- _WORK ITEM_
A verbatim copy of all the data is required; the pictures should not appear in it.
### INFORMATION SUPPLIED
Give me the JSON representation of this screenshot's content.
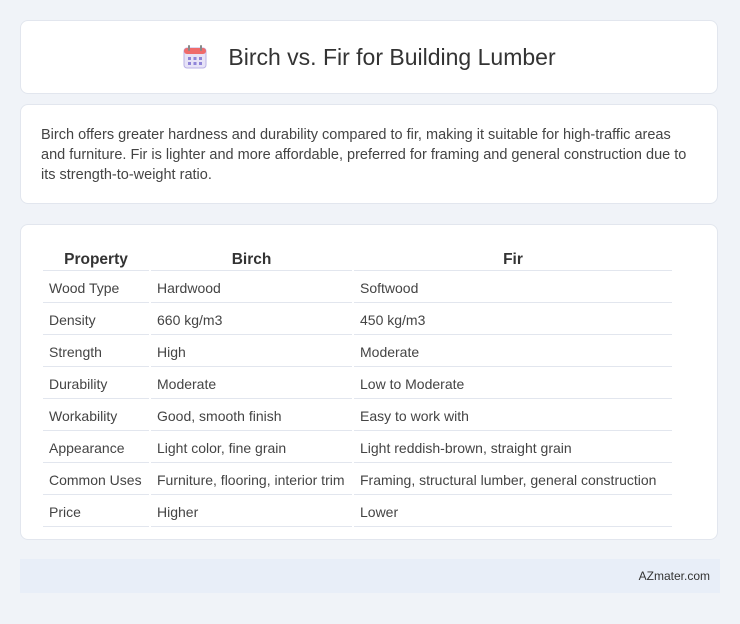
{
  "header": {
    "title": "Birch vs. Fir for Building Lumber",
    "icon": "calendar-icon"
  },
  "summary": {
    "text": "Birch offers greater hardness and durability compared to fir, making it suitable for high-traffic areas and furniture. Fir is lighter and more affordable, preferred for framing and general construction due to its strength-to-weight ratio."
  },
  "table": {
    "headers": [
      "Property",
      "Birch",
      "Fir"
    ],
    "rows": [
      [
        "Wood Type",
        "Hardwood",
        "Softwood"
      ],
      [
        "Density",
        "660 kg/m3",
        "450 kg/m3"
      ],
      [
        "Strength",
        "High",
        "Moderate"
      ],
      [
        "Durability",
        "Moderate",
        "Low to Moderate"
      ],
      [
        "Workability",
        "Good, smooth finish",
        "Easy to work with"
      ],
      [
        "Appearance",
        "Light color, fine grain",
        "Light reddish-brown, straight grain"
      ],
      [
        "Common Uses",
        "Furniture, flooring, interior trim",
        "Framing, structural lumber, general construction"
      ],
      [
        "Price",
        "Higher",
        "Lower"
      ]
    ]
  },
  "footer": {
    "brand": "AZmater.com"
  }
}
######
- _EXERCISE RESULT_
Give me the JSON representation of this screenshot's content.
{
  "header": {
    "title": "Birch vs. Fir for Building Lumber",
    "icon": "calendar-icon"
  },
  "summary": {
    "text": "Birch offers greater hardness and durability compared to fir, making it suitable for high-traffic areas and furniture. Fir is lighter and more affordable, preferred for framing and general construction due to its strength-to-weight ratio."
  },
  "table": {
    "headers": [
      "Property",
      "Birch",
      "Fir"
    ],
    "rows": [
      [
        "Wood Type",
        "Hardwood",
        "Softwood"
      ],
      [
        "Density",
        "660 kg/m3",
        "450 kg/m3"
      ],
      [
        "Strength",
        "High",
        "Moderate"
      ],
      [
        "Durability",
        "Moderate",
        "Low to Moderate"
      ],
      [
        "Workability",
        "Good, smooth finish",
        "Easy to work with"
      ],
      [
        "Appearance",
        "Light color, fine grain",
        "Light reddish-brown, straight grain"
      ],
      [
        "Common Uses",
        "Furniture, flooring, interior trim",
        "Framing, structural lumber, general construction"
      ],
      [
        "Price",
        "Higher",
        "Lower"
      ]
    ]
  },
  "footer": {
    "brand": "AZmater.com"
  }
}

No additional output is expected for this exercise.